Magdalena Andersson began her first speech at the festival as party leader with a lyrical description of her love for Swedish summer evenings, and night-swimming in lakes “near meadows full of daisies, bluebells, and buttercups”, before shifting onto her love for the country itself.
“I love Sweden and I’m proud to be Swedish,” she declared, while acknowledging that it was unusual in Sweden to express your love for your country, in such a bold, heart-on-sleeve, way.
“We Swedes have always been a bit careful about expressing our love for our country,” she said. “It’s perhaps out of a fear of being overbearing or boastful.
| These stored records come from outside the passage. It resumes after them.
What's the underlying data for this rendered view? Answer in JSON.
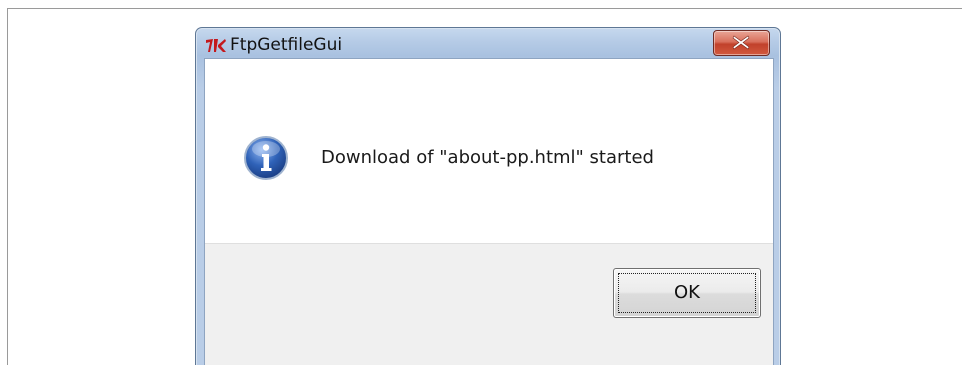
{
  "window": {
    "title": "FtpGetfileGui",
    "app_icon": "tk-feather-icon",
    "close_icon": "close-icon"
  },
  "message": {
    "icon": "info-icon",
    "text": "Download of \"about-pp.html\" started"
  },
  "buttons": {
    "ok_label": "OK"
  },
  "colors": {
    "close_button": "#c94a33",
    "info_icon_blue": "#2f62b8",
    "button_area": "#f0f0f0"
  }
}
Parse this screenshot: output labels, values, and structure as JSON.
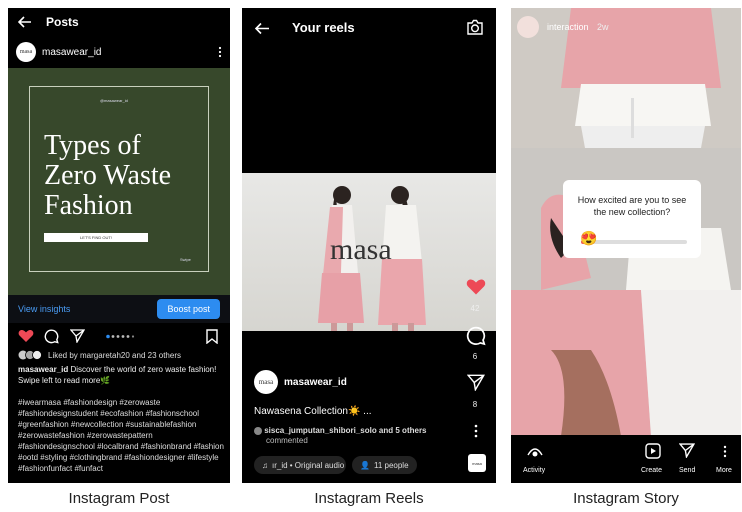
{
  "captions": [
    "Instagram Post",
    "Instagram Reels",
    "Instagram Story"
  ],
  "post": {
    "header_title": "Posts",
    "username": "masawear_id",
    "avatar_text": "masa",
    "image": {
      "handle": "@masawear_id",
      "title_lines": [
        "Types of",
        "Zero Waste",
        "Fashion"
      ],
      "button": "LET'S FIND OUT!",
      "swipe": "Swipe"
    },
    "view_insights": "View insights",
    "boost_post": "Boost post",
    "liked_by": "Liked by margaretah20 and 23 others",
    "caption_user": "masawear_id",
    "caption_text": "Discover the world of zero waste fashion! Swipe left to read more🌿",
    "hashtags": "#iwearmasa #fashiondesign #zerowaste #fashiondesignstudent #ecofashion #fashionschool #greenfashion #newcollection #sustainablefashion #zerowastefashion #zerowastepattern #fashiondesignschool #localbrand #fashionbrand #fashion #ootd #styling #clothingbrand #fashiondesigner #lifestyle #fashionfunfact #funfact"
  },
  "reels": {
    "header_title": "Your reels",
    "logo_text": "masa",
    "username": "masawear_id",
    "avatar_text": "masa",
    "title": "Nawasena Collection☀️ ...",
    "comment_line1": "sisca_jumputan_shibori_solo and 5 others",
    "comment_line2": "commented",
    "audio": "ır_id • Original audio",
    "people": "11 people",
    "likes": "42",
    "comments": "6",
    "shares": "8",
    "thumb_text": "masa"
  },
  "story": {
    "username": "interaction",
    "time": "2w",
    "poll_question": "How excited are you to see the new collection?",
    "emoji": "😍",
    "slider_fraction": 0.05,
    "bar": {
      "activity": "Activity",
      "create": "Create",
      "send": "Send",
      "more": "More"
    }
  },
  "colors": {
    "accent_blue": "#2d8cf0",
    "heart_red": "#ed4956",
    "post_green": "#37482b",
    "fabric_pink": "#e9a9ae"
  }
}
History has taught us, moreover, of the risks that come with a dangerous nationalism: shortsightedness, narrow-mindedness, and in the worst case, war.”
Most Swedes through, she said, nonetheless felt “a healthy pride in and strong bond with our country, and so, too, do I.”
She starts by listing all the things she loves about Sweden, from summer BBQs to the labour market. "I love Sweden and I'm proud to be Swedish." She also warns of narrow-minded nationalism, but there's a lot of focus in the first couple of minutes on Swedish values.
— Emma Löfgren (@ekjlofgren) July 3, 2022
It wasn’t just the country she loved, she went on, but its values, of “thoroughness, duty, and common sense”, of equality, the rule of law, and social trust.
“We are a country where men take child leave and look after children, a country where women work, and can become prime minister,” she said, to a loud round of applause.
PM Magdalena is the opening act at the political week Almedalen. She starts on a patriotic note: I’m proud to be Swedish. pic.twitter.com/8VJqHRKOHY
— James Savage (@SavLocal) July 3, 2022
She then ran through Sweden’s problems and challenges: the pandemic, the war in Ukraine which has pushed Sweden into Nato, and rising inflation, before launching into an unusually harsh attack on the right-wing parties.
She blamed the Moderate Party for the economic crisis Sweden had suffered in the 1990s, calling the crisis “The Moderates’ economic catastrophe”.
“To live through the middle of that was my political education. I am never going to forget the price we had to pay for those irresponsible economic policies.”
She reiterated her three priorities: solving the gang problem and ending segregation, speeding up the green industrial transition, and “taking back democratic control over welfare”.
She then ended her speech by warning that the right-wing parties, if they win the election, would form “the most right-wing conservative government we have had in modern times”.
They would, she said allow companies to continue drawing profits from schools, put a break on the green industrial transition, and ignore the need to prevent the criminal gangs gaining new recruits.
She then painted a grim picture of the country’s future, “if the right-wing conservative parties get to rule”.
“Sweden will become something different,” she said. “A Sweden where one group is set against another, one person against another. A country where social divisions grow and polarisation increases, where the number of luxury yachts rises but the number of school counsellors falls, where trust is eroded, both for one another and for society.”
“The right-wing conservatives say they want to preserve our country, but in reality,” she warned, “they want to attack exactly those things we love about Sweden.”
Sweden Elects is a new weekly column by Editor Emma Löfgren looking at the big talking points and issues in the Swedish election race. Members of The Local Sweden can sign up to receive the column plus several extra features as a newsletter in their email inbox each week. Just click on this “newsletters” option or visit the menu bar.